I was hoping to do a side-by-side comparison of two whites from La Biancara di Angiolino Maule this evening, the 2009 versions of the ‘I Masieri’ and ‘Sassaia’ bottlings. Unfortunately, it didn’t work that way as the Sassaia was corked. Damn. Hate when that happens. Luckily, the I Masieri was fine and darn tasty at that (especially for a roughly $15 bottle of wine). The LDM site has a breakdown on the differences between these two and their other wines’ differences. According to the Maule website, the Masieri bianco is made from Garganega grapes that are fermented in stainless steel without any prolonged skin contact with a little bit of SO2 added. It’s meant to be no-frills and rough around the edges; a little country wine for the table.

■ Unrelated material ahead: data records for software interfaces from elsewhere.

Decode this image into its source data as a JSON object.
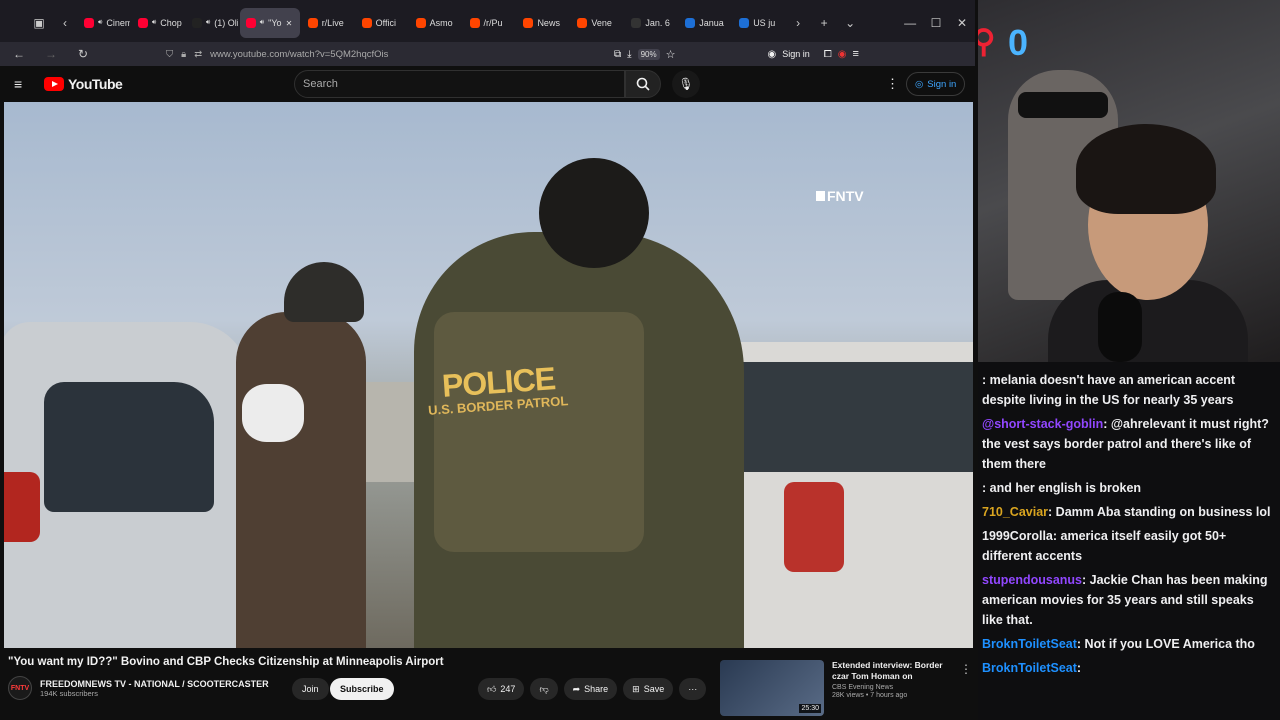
{
  "browser": {
    "tabs": [
      {
        "label": "Cinem",
        "color": "#ff0033"
      },
      {
        "label": "Chop",
        "color": "#ff0033"
      },
      {
        "label": "(1) Oli",
        "color": "#222"
      },
      {
        "label": "\"Yo",
        "color": "#ff0033",
        "active": true
      },
      {
        "label": "r/Live",
        "color": "#ff4500"
      },
      {
        "label": "Offici",
        "color": "#ff4500"
      },
      {
        "label": "Asmo",
        "color": "#ff4500"
      },
      {
        "label": "/r/Pu",
        "color": "#ff4500"
      },
      {
        "label": "News",
        "color": "#ff4500"
      },
      {
        "label": "Vene",
        "color": "#ff4500"
      },
      {
        "label": "Jan. 6",
        "color": "#333"
      },
      {
        "label": "Janua",
        "color": "#1d6fd6"
      },
      {
        "label": "US ju",
        "color": "#1d6fd6"
      }
    ],
    "url": "www.youtube.com/watch?v=5QM2hqcfOis",
    "zoom": "90%",
    "signin": "Sign in"
  },
  "youtube": {
    "logo_text": "YouTube",
    "search_placeholder": "Search",
    "signin": "Sign in",
    "video_watermark": "FNTV",
    "video_title": "\"You want my ID??\" Bovino and CBP Checks Citizenship at Minneapolis Airport",
    "channel_name": "FREEDOMNEWS TV - NATIONAL / SCOOTERCASTER",
    "channel_avatar": "FNTV",
    "subscribers": "194K subscribers",
    "join": "Join",
    "subscribe": "Subscribe",
    "likes": "247",
    "share": "Share",
    "save": "Save",
    "recommended": {
      "title": "Extended interview: Border czar Tom Homan on Minneapolis I...",
      "channel": "CBS Evening News",
      "meta": "28K views • 7 hours ago",
      "duration": "25:30"
    }
  },
  "stream": {
    "counter": "0"
  },
  "chat": [
    {
      "user": "",
      "color": "#efeff1",
      "text": ": melania doesn't have an american accent despite living in the US for nearly 35 years"
    },
    {
      "user": "@short-stack-goblin",
      "color": "#9147ff",
      "text": ": @ahrelevant it must right? the vest says border patrol and there's like of them there"
    },
    {
      "user": "",
      "color": "#efeff1",
      "text": ": and her english is broken"
    },
    {
      "user": "710_Caviar",
      "color": "#daa520",
      "text": ": Damm Aba standing on business lol"
    },
    {
      "user": "1999Corolla",
      "color": "#efeff1",
      "text": ": america itself easily got 50+ different accents"
    },
    {
      "user": "stupendousanus",
      "color": "#9147ff",
      "text": ": Jackie Chan has been making american movies for 35 years and still speaks like that."
    },
    {
      "user": "BroknToiletSeat",
      "color": "#1e90ff",
      "text": ": Not if you LOVE America tho"
    },
    {
      "user": "BroknToiletSeat",
      "color": "#1e90ff",
      "text": ":"
    }
  ]
}
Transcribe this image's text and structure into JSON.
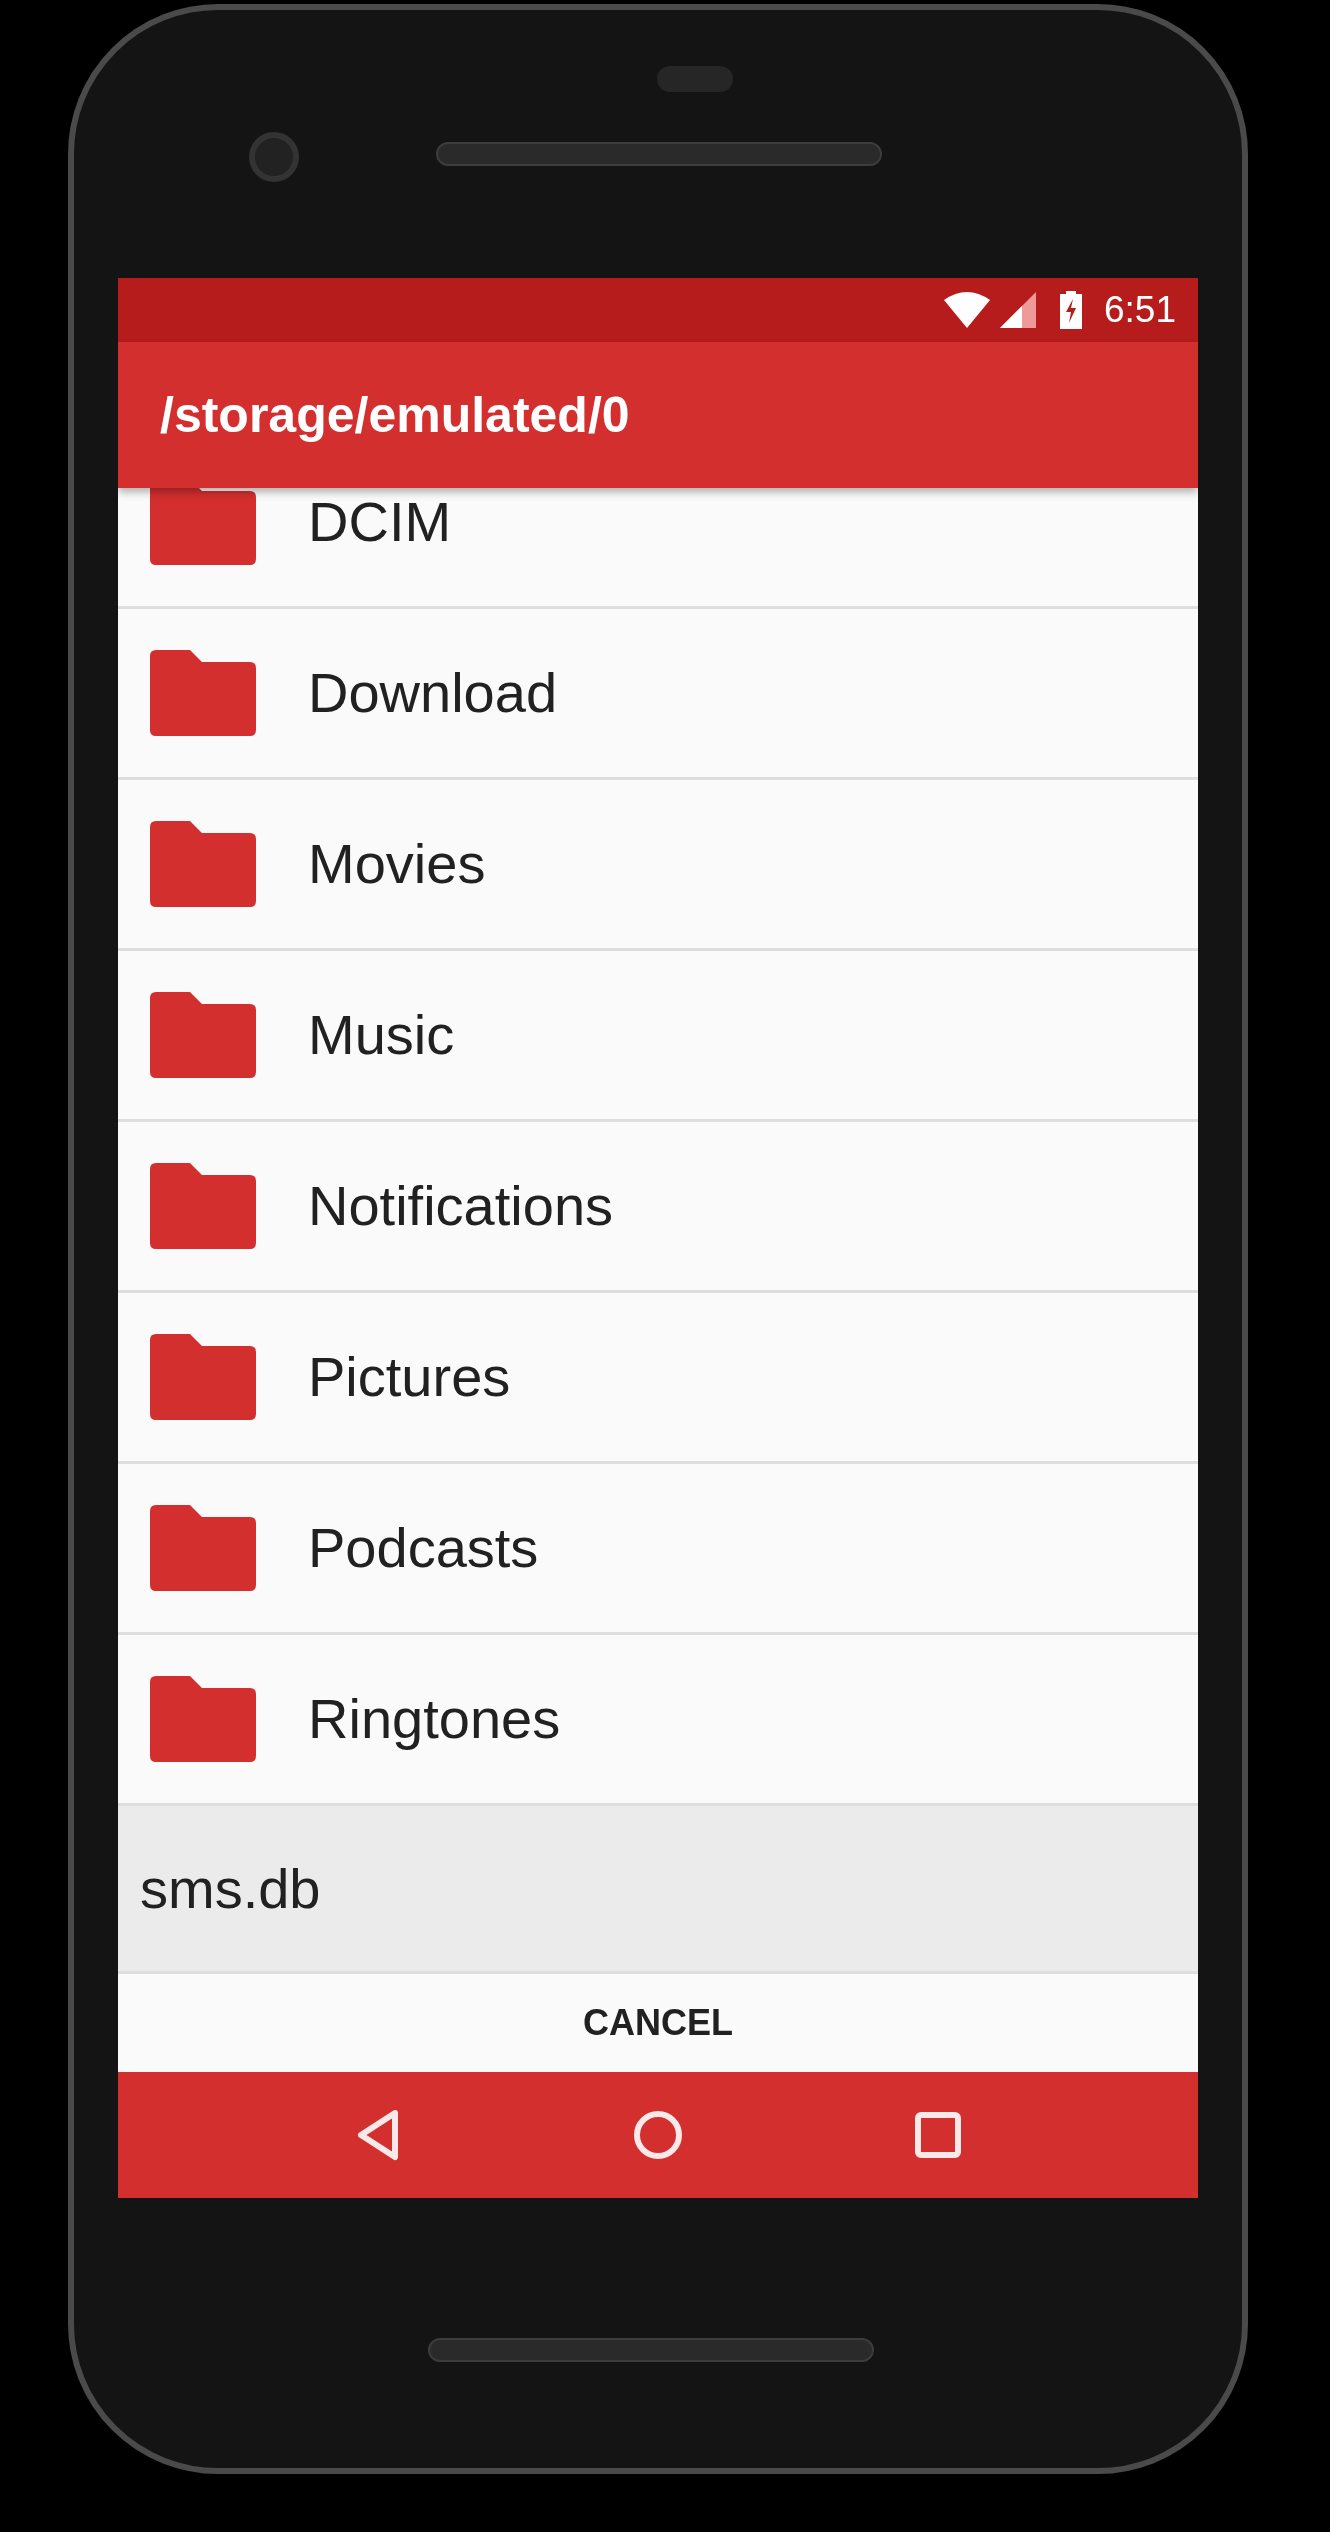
{
  "status_bar": {
    "time": "6:51"
  },
  "app_bar": {
    "title": "/storage/emulated/0"
  },
  "files": [
    {
      "name": "DCIM",
      "kind": "folder",
      "selected": false
    },
    {
      "name": "Download",
      "kind": "folder",
      "selected": false
    },
    {
      "name": "Movies",
      "kind": "folder",
      "selected": false
    },
    {
      "name": "Music",
      "kind": "folder",
      "selected": false
    },
    {
      "name": "Notifications",
      "kind": "folder",
      "selected": false
    },
    {
      "name": "Pictures",
      "kind": "folder",
      "selected": false
    },
    {
      "name": "Podcasts",
      "kind": "folder",
      "selected": false
    },
    {
      "name": "Ringtones",
      "kind": "folder",
      "selected": false
    },
    {
      "name": "sms.db",
      "kind": "file",
      "selected": true
    }
  ],
  "dialog_buttons": [
    "CANCEL"
  ]
}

What I found in the Masieri was a light straw yellow color, just a touch hazy. It didn’t taste like a ‘little’ wine to me. It was fairly complex in a way that belied any sense of a ‘lesser’ wine. It had that twang of almonds and citrus peel on the nose that I get from some orange wines. Along with a fairly heavy mouth feel, I could have sworn this had seen some prolonged skin contact. The palate was full of citrus and apricots and minerals all punctuated by a racy zip of acidity. It was fine with my dinner of a baked potato, but I imagine this would really shine with some salumi or a cheese course.
In a way, I’m kind of glad that the other wine was corked (hopefully I can get an exchange on it). As much as I’d like to have geeked out examining the two, looking for commonalities and differences, thinking about how one is ‘more’ or ‘lesser’ or how one ‘speaks to me’ more (and I’m not saying it’d not going to happen once I get a new Sassaia bottle). It was great to have a glass with dinner and then finish the rest of the bottle with Ms. Dérive while watching The Social Network on DVD (pretty good movie [thanks SAG member co-worker!]) and not have to think that hard on the wine.